Donut offers a few different products. For all of the reasons mentioned above, we don’t recommend their Watercooler product, which is basically an extension for Slack that attempts to manage watercooler channels. We’ll focus on their Intros product here, which connects people from the same company so that they can get to know each other on video calls. This can be great for interdepartmental relationships and mentoring.


Pros:

  • Great for new employees who want to get to know each other.

  • Can be a good fit for younger employees looking for mentors.

  • Helps forge deeper relationships.

Cons:

  • Requires Zoom conversations, when everyone’s calendar is already so full.

  • Takes up too much time.

  • Not ideal for introverts or people who feel drained by video conversations.


3. BoomPop

Best for: Occasional virtual events with all of the materials and instructions covered


With BoomPop, you can set up virtual events for your team in a matter of minutes, instead of spending weeks coordinating all the different elements. For example, you can host a DIY-pumpkin-spice-latte-making event, a cocktail-mixing event, or a mystery-solving event. Because there are so many things to choose from, you can really pick something that matches the spirit of your team.

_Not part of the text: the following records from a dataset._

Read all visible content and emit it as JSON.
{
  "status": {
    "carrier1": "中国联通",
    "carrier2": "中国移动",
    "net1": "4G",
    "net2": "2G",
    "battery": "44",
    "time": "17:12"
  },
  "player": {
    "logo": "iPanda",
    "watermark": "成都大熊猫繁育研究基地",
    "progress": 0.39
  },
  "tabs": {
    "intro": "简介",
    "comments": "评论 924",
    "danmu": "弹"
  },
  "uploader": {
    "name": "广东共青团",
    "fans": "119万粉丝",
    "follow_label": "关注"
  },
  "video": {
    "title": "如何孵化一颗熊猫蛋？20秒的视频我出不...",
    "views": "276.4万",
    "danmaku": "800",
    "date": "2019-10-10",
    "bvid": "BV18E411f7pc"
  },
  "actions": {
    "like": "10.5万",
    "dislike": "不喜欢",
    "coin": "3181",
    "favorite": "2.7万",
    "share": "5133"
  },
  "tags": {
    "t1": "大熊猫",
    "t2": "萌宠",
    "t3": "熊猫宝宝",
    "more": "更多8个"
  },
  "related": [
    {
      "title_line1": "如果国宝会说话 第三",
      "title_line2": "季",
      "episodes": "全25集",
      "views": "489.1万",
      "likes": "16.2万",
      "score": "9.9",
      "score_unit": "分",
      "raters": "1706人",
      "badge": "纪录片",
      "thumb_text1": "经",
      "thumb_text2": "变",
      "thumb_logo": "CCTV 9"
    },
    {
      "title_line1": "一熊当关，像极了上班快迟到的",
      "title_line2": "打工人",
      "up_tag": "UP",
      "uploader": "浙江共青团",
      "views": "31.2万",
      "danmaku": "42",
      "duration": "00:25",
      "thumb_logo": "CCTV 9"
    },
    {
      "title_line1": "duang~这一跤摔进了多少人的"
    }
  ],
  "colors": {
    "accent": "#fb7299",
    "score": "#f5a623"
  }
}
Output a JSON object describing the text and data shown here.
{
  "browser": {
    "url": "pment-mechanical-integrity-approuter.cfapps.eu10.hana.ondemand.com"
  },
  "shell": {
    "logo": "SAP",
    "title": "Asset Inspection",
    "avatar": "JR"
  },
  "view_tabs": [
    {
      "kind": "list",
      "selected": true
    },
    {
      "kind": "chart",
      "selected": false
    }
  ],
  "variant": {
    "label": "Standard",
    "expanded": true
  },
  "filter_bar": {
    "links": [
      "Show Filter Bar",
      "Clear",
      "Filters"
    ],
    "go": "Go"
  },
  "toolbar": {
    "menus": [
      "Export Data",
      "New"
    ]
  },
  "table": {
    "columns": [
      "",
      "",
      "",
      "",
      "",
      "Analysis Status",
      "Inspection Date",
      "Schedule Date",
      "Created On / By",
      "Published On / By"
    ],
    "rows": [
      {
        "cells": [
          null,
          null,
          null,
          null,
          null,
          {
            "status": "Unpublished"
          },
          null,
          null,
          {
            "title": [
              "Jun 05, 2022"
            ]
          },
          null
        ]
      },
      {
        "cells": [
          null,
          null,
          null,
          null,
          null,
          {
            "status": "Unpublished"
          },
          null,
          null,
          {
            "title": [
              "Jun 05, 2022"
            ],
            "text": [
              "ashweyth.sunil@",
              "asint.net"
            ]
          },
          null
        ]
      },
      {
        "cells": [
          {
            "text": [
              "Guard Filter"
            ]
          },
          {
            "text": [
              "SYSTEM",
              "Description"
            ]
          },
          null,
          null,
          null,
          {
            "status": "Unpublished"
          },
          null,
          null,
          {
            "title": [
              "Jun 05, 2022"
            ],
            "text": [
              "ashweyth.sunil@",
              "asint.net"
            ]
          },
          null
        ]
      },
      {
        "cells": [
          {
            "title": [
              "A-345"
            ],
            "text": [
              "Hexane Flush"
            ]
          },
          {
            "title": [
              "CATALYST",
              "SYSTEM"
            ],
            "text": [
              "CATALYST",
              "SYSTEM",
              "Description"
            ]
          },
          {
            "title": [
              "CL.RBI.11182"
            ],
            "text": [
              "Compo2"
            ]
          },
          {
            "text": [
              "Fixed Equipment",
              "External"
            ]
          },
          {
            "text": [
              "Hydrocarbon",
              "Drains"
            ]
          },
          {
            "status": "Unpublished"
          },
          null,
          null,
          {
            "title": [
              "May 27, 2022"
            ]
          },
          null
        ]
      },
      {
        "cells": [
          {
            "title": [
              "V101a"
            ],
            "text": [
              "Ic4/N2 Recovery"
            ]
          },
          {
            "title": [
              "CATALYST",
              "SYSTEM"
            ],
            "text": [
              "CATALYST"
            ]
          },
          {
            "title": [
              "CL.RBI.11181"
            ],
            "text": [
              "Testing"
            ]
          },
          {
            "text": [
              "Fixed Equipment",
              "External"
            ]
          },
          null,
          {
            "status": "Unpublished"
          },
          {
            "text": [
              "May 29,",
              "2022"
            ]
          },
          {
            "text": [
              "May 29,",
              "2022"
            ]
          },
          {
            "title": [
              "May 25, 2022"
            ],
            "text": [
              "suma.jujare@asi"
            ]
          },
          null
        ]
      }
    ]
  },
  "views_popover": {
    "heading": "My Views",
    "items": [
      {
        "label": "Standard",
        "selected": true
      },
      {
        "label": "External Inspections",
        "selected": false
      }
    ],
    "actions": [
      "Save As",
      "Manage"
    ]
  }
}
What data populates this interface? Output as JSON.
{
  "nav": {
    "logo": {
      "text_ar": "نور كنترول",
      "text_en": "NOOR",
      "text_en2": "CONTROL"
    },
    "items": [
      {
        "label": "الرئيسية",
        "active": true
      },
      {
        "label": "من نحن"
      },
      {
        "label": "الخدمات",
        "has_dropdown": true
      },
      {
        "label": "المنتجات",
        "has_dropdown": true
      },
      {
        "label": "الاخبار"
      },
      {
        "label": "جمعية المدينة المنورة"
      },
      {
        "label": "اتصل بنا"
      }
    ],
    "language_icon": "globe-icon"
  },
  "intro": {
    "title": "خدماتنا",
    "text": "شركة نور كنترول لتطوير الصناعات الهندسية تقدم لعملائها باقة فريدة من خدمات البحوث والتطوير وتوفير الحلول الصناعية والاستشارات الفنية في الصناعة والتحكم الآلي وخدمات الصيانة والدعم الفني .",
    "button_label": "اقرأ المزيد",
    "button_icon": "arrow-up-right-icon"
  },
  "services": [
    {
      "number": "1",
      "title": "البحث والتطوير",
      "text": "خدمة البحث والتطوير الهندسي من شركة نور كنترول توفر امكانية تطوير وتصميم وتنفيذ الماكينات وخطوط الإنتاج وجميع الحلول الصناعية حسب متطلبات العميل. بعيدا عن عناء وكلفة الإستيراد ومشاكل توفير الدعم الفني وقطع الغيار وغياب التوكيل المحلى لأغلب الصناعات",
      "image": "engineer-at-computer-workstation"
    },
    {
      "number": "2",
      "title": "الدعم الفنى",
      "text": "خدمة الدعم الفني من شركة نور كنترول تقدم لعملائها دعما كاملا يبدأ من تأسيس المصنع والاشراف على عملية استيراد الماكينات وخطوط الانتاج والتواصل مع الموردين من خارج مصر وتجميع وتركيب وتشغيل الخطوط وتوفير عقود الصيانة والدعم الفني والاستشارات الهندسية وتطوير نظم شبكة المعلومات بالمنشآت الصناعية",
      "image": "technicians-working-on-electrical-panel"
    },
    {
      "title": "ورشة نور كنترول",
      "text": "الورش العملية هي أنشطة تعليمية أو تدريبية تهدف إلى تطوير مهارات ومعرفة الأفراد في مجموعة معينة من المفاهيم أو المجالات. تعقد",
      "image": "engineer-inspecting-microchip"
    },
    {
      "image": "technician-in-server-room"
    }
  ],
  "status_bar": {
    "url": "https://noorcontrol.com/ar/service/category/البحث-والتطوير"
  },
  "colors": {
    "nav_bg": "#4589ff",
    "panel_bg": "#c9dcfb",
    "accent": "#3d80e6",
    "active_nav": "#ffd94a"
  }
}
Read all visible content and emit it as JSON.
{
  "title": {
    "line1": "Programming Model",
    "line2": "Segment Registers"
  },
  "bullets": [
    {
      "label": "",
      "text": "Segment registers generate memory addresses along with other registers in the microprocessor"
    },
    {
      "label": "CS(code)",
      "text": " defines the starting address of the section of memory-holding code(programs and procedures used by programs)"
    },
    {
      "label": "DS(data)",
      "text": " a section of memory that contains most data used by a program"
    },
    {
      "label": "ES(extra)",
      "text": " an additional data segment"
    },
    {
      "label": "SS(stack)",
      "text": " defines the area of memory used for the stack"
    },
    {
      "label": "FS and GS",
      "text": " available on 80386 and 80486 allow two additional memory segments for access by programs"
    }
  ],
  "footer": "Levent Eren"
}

You might even consider offering options for your team to choose from if it’s hard to pick something that will fit everyone.


Pros:

  • Manages everything for you, including shipping necessary materials to distributed team members.

  • Dozens of different events across dining, cocktails, baking, games, etc.

  • Offers seasonal themes which are great for holiday parties.

Cons:

  • Shipping the items for certain events isn’t available in all states or countries (depends on each event).

  • Because these are longer events, not everyone will want to participate, but that’s okay.

The final word? Team building should be fun and meaningful, so make sure it is.


Curious about asynch team building? Come check out Ketchup.